That’s also what makes her so slippery. Hudgens’ fervent desire to be so omnipresent that she has become inescapable has resulted in her making just as many visibly bad career choices as she has good ones. Unlike Ashley Tisdale, whose biggest media controversy lately was that she bought and filled her bookshelf with 400 books she had never read to prepare for an Architectural Digest home tour, Hudgens has become a tricky character when it comes to managing her own public perception.
More than once, Hudgens has been caught in the crosshairs of cultural appropriation accusations. She’s made flippant jokes about the expected COVID-related death rates on Instagram. She even took to Johnny Depp’s post-defamation trial Instagram post to throw a like his way, joining the ranks of several other celebrities who made their stance known quietly but firmly following last week’s verdict. I’m sure Depp was thrilled to see the star of such cinematic big-hitters like Spring Breakers and The Princess Switch 2: Switched Again lend her support to his wayward cause.
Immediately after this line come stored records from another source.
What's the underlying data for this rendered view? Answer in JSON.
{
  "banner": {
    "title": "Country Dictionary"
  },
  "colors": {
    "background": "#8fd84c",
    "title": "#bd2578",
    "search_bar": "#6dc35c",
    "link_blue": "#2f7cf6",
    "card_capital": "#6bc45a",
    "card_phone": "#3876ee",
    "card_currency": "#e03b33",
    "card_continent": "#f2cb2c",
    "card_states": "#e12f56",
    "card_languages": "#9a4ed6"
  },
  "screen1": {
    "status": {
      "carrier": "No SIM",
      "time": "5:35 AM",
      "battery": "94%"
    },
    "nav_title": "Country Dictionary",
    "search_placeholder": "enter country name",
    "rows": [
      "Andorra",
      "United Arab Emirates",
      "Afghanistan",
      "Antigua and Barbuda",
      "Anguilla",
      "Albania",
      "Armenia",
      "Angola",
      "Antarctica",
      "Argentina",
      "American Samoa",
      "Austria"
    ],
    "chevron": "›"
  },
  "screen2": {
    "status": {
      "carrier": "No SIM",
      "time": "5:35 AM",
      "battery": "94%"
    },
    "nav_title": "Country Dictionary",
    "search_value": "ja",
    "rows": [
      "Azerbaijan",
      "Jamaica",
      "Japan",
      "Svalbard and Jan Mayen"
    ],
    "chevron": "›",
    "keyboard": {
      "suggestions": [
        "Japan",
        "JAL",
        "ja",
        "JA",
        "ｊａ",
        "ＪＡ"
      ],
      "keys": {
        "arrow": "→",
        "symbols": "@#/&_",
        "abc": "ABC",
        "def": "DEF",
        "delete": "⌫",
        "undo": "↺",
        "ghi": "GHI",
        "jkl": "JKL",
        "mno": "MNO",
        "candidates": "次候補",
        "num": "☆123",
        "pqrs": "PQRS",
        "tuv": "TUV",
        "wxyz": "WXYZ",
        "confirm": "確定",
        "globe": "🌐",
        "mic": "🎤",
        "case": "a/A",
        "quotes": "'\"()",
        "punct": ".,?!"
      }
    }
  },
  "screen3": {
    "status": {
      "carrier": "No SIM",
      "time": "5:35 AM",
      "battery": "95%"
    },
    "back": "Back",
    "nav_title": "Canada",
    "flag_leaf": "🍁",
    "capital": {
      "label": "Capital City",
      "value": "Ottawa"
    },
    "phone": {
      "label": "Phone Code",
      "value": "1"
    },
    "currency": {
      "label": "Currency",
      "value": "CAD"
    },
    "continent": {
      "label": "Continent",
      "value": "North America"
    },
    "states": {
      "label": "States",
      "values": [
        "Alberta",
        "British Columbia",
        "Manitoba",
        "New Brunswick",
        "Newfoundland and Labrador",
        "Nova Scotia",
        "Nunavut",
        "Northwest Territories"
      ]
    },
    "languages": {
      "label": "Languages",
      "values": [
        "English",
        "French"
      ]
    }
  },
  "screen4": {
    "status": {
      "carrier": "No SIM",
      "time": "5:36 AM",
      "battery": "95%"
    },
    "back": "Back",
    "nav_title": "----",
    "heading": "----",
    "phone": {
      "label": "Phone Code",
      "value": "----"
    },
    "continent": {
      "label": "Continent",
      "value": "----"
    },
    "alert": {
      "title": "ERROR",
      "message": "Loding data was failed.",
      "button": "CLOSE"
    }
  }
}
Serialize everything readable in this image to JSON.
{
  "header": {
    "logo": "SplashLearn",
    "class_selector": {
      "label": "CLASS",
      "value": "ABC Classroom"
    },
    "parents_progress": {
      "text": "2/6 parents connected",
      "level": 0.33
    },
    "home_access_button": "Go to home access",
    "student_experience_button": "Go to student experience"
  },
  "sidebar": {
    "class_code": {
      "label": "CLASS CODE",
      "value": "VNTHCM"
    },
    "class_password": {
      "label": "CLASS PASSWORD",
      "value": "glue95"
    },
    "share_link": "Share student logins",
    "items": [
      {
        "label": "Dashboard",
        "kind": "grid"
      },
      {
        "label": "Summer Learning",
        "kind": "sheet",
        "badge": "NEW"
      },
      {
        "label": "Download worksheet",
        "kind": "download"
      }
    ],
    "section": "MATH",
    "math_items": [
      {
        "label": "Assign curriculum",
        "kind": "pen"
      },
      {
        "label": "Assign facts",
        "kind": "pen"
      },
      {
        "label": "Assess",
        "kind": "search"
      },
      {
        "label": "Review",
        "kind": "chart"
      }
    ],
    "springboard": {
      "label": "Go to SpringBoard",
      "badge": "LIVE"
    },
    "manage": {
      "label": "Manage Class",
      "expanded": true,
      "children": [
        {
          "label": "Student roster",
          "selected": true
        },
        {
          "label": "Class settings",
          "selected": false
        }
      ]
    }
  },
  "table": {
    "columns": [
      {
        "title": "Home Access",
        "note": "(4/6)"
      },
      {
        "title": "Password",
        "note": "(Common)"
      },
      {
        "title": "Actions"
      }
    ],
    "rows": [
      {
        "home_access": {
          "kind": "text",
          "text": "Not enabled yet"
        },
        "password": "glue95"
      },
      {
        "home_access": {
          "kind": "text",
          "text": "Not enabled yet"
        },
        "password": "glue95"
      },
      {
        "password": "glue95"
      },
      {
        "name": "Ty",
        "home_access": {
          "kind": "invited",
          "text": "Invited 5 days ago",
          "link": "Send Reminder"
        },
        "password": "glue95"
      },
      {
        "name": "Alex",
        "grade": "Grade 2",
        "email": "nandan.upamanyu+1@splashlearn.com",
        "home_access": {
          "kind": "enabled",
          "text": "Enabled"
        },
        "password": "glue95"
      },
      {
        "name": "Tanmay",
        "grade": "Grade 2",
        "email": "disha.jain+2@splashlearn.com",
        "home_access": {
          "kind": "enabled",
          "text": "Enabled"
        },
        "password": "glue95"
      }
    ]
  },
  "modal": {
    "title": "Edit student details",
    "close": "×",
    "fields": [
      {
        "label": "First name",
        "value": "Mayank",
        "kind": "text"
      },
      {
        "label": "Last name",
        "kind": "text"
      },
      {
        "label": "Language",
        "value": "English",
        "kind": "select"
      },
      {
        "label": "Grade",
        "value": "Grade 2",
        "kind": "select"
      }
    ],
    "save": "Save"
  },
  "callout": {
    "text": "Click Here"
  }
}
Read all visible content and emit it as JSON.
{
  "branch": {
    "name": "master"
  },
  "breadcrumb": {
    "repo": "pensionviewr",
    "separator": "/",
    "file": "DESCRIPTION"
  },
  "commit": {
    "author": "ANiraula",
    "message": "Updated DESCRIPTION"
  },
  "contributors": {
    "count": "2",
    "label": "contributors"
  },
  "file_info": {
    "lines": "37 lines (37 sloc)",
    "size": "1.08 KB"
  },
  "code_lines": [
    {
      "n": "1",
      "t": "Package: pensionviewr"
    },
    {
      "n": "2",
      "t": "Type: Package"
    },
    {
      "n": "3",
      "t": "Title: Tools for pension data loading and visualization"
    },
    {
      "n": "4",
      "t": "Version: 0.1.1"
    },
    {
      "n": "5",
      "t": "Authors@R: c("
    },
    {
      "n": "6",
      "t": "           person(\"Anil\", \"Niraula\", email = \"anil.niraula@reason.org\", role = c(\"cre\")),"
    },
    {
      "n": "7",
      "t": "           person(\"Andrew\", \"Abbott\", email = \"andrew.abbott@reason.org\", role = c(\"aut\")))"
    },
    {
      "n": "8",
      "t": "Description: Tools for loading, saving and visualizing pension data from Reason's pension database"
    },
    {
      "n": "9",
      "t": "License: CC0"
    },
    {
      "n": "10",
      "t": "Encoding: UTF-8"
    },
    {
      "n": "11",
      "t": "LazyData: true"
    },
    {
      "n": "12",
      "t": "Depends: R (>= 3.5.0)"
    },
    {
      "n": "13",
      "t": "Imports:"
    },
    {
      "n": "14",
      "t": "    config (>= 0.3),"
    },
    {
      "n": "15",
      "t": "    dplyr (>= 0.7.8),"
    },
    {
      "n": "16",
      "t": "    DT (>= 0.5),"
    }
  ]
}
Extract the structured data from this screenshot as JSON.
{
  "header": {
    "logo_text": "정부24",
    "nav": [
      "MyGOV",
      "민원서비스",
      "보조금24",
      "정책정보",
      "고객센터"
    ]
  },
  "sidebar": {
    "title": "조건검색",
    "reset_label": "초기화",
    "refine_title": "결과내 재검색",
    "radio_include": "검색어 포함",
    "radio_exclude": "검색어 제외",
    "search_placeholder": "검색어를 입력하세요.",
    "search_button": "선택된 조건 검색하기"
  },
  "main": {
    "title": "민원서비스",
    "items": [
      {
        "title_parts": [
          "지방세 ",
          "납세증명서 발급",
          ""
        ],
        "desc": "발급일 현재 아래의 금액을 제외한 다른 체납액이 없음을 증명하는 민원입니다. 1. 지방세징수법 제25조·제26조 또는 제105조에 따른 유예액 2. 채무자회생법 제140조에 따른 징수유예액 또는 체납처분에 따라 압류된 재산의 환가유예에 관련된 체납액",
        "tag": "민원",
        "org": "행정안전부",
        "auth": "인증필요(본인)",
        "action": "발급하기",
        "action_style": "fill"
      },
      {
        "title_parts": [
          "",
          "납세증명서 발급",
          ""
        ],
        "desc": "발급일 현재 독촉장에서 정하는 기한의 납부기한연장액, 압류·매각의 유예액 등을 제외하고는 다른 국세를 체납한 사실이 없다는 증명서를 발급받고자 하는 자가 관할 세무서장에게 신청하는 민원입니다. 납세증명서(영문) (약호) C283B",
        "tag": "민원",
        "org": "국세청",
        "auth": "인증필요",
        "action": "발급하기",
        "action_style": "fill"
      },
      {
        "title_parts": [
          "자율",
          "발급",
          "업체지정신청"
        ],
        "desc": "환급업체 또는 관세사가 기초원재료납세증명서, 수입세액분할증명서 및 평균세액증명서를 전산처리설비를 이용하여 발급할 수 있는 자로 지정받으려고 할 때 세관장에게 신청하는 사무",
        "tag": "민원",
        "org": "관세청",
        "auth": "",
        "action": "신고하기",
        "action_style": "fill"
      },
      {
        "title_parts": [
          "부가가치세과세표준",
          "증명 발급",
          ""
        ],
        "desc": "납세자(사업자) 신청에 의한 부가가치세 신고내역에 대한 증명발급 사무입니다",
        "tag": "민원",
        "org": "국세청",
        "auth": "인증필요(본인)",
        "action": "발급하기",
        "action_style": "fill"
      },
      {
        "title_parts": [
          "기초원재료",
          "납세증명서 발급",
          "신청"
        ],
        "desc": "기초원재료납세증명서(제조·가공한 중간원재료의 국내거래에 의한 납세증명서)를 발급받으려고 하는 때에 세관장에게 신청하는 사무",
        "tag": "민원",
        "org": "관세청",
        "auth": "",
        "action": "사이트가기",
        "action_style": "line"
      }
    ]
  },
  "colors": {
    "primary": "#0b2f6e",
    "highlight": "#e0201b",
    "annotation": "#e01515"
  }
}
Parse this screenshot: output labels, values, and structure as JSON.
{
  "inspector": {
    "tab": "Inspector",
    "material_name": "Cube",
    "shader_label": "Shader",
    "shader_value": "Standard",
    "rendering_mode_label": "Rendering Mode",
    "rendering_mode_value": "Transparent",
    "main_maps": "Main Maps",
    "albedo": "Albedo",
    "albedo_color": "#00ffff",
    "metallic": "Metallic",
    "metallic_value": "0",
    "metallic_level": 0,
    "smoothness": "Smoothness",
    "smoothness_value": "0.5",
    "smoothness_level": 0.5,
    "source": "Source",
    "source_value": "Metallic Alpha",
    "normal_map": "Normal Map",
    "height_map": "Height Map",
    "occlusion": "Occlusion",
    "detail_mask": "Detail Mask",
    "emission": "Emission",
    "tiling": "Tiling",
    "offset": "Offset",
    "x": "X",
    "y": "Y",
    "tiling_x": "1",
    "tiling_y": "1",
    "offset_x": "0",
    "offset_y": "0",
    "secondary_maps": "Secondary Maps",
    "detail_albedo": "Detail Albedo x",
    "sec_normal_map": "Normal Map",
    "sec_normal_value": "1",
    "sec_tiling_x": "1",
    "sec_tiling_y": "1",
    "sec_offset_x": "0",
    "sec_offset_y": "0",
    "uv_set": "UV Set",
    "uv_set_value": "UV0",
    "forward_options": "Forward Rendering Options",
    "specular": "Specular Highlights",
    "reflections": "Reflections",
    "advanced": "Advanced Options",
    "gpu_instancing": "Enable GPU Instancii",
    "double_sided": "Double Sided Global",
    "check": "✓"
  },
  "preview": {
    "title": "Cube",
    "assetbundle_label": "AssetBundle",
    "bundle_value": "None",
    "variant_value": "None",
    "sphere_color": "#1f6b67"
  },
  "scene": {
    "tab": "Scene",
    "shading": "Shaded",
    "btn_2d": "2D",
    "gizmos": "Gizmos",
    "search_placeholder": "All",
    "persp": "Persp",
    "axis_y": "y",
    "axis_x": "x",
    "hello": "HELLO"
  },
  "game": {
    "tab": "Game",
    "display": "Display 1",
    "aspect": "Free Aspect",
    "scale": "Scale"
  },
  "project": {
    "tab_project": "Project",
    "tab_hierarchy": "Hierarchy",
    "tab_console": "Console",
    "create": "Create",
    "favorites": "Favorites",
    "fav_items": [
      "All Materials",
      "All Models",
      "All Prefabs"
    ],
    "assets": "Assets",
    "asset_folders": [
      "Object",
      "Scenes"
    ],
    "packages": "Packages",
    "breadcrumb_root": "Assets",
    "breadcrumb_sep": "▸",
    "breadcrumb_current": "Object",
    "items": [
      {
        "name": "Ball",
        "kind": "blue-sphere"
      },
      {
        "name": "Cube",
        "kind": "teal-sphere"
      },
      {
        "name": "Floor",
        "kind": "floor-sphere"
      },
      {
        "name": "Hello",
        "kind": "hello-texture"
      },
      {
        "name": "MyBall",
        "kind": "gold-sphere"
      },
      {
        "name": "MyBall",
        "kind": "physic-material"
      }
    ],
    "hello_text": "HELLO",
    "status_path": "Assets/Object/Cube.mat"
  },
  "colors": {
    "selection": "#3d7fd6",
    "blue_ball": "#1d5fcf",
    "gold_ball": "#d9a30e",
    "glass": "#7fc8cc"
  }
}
And yet, despite the constant missteps throughout the length of her career, Hudgens always manages to walk away unscathed. Nothing ever sticks to her. Like everyone in the 2010 Sarah Jessica Parker vehicle, you might be tempted to say, “I don’t know how she does it!” Maybe it’s pretty person privilege, maybe it’s her genuinely amenable personality and her willingness to do whatever falls into her lap no matter the size of the check. Whatever it is, it has turned her into one of the most powerful people in Hollywood.
Sure, Vanessa Hudgens’ roles may not be garnering Oscar wins or even Golden Globe nominations, but Hudgens has her hand in every pot, her face on every network, her foot in every industry. She’s got 45 million followers on Instagram and a bougie brand of cactus water worth more money than I’ll ever make in my life. She’s the sole reason that Coachella still exists, which may be her worst offense of all.
At this point, I lay awake in fear every night, thinking about all of the things that Vanessa Hudgens could do and get away with, surely starting with murder and just working her way up from there. She’s loyal to no moral boundary, only serving the art of chaos and cash.
Hudgens wields the power of her wide reach with a reckless abandon and an irrefutable charisma. Try as I might, I can’t help but find her to be a truly fun personality to watch whenever she lands on my television. Despite her long list of career faux pas, she’s managed to maintain a consistent level of relevance that has never wavered, unlike several of her other Disney Channel cohorts, something we should’ve expected when she stated her career ideology from day one — when it comes to a role, just “Say OK.”
Perhaps we have that philosophy to thank for being able to catch her starring as an 18-wheel-truck driver named Bertie in the sure-to-be-smash-hit film Big Rig, coming to a Tubi TV channel near you soon. Vanessa Hudgens knows what we need far more than we do.